We live in an era where billions are spent on cosmetics and plastic surgery yearly; growing old is anathema, forbidden, shunned at any/every cost; a wrinkle, instead a badge of a well-lived life, is “photo-shopped”, botoxed, lasered, expunged out of existence; “youth” an elusive aphrodisiac slips, evaporates, like sand through a sieve, no matter the roadblocks constructed to impede its passage. Director Lee Toland Krieger and writers J. Mills Goodloe and Salvador Paskowitz go beyond the borders of age-advancement and ask the pertinent question, what if it could be arrested, frozen?
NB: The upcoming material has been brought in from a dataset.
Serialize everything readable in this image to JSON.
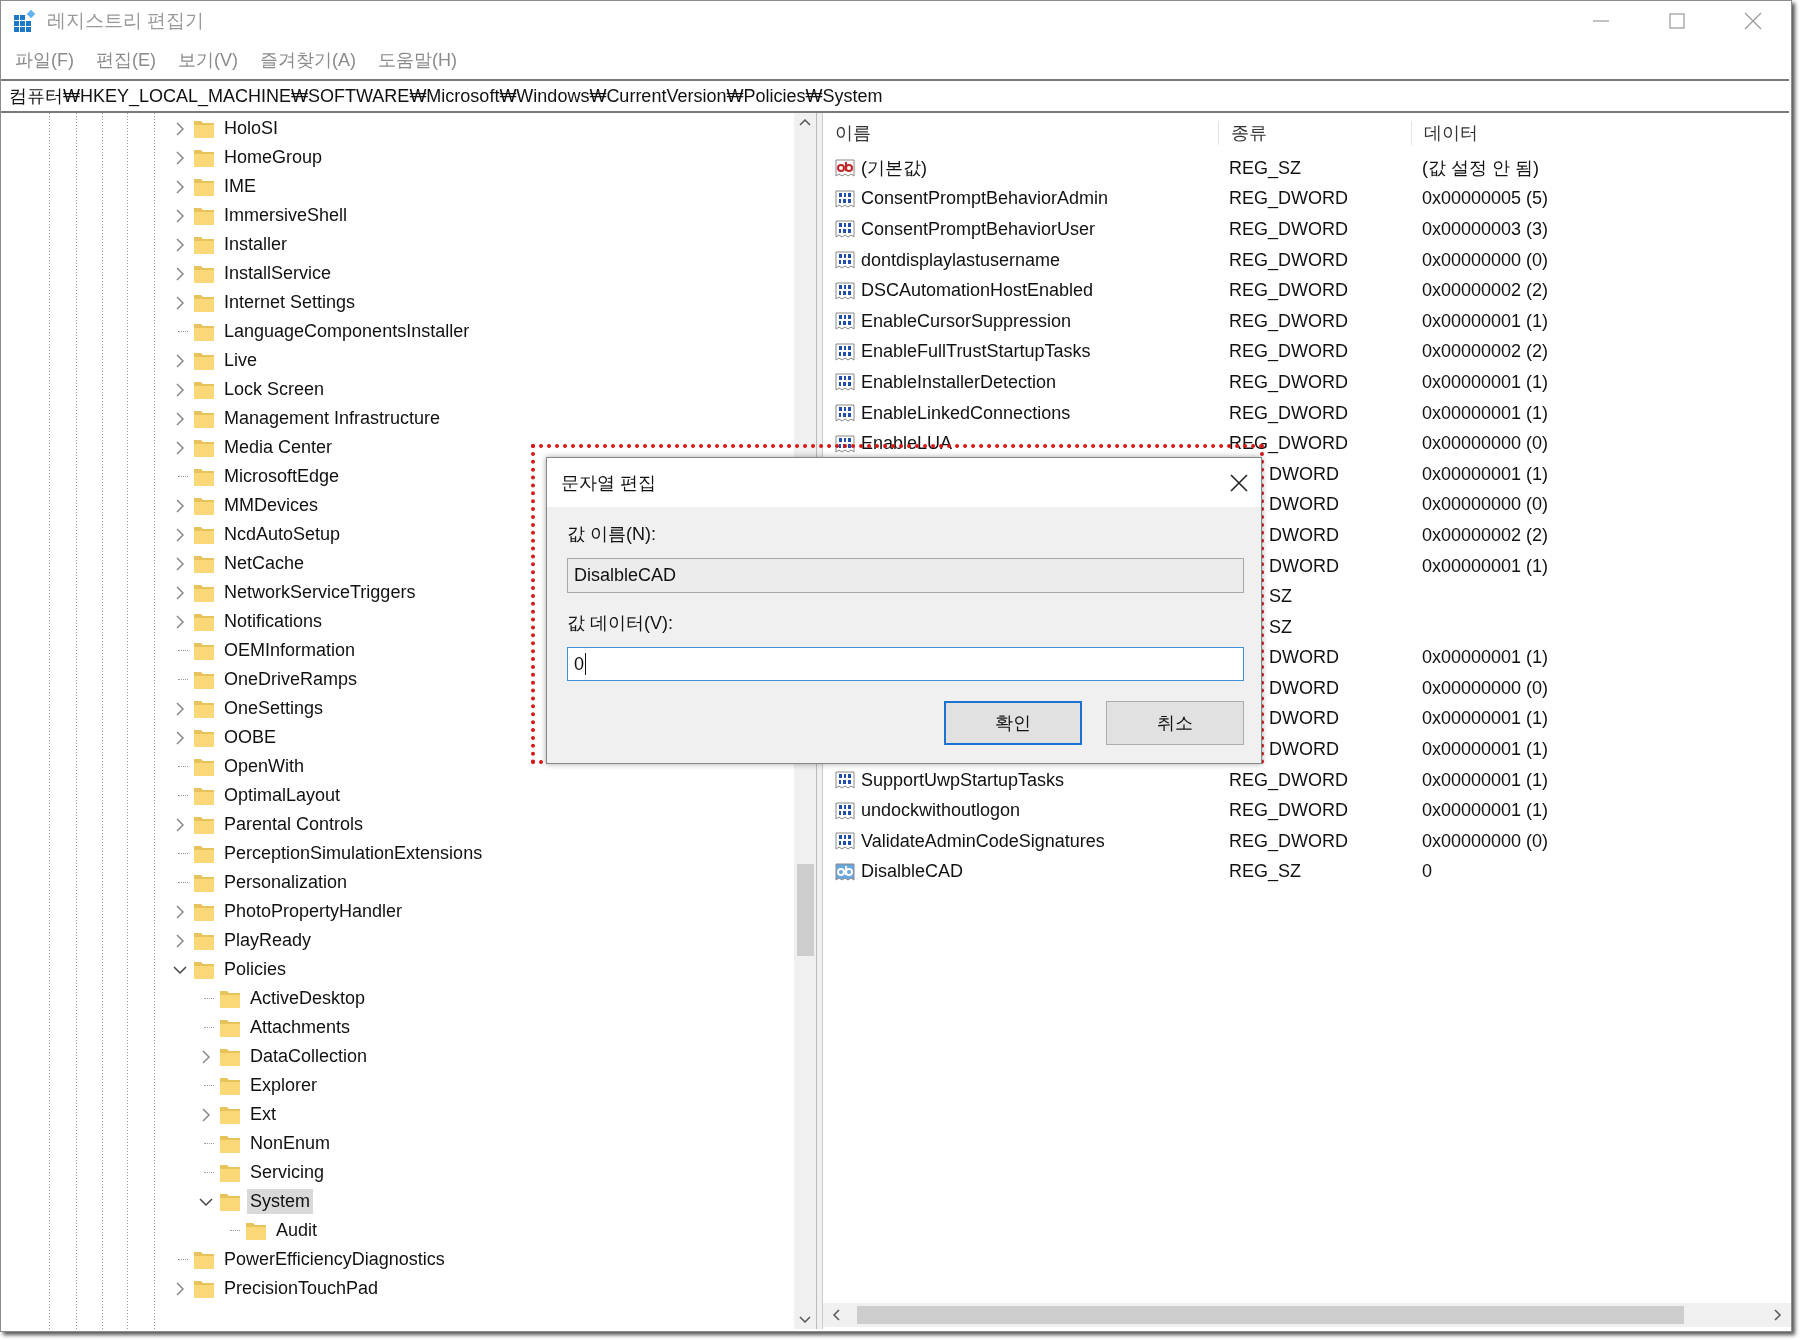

And the price? “Dorian Gray”, “Benjamin Button”, “Peter Pan” who would trade places with these characters?
“The Age of Adaline” , beautifully, poetically filmed is the story of “Adaline Bowman” born January 1, 1908 (mesmerizing, subtly- sensational performance by Blake Lively); because of some astrological, thermonuclear phenomenon Adaline, after an automobile accident suffers from “petrified youth”; alone in the syndrome, realizing she will out-live all she loves, she perpetually moves, creating new identities, new careers, isolation; a myriad of dogs inform her days and monotonous, peripatetic lifestyle; her only constant, a daughter, “Flemming” (ever-wonderful Ellen Burstyn), supports, cherishes her miraculous mother.
Adaline’s icy facade is fissured when “Ellis Jones” (passionately attractive Michiel Huisman) pursues her, cooks for her, plies her with books, melts the glacier encasing her heart; she eventually meets his parents “William and Kathy Jones” (seasoned to perfection Harrison Ford and Kathy Baker); the stars and the plot spin deliriously, deliciously out –of-control.
The moral of this reality flick is to accept the “specter in the mirror”, uninvited, possibly wizened, undoubtedly, blessedly here to stay.
THREE & 1/2 STARS!!!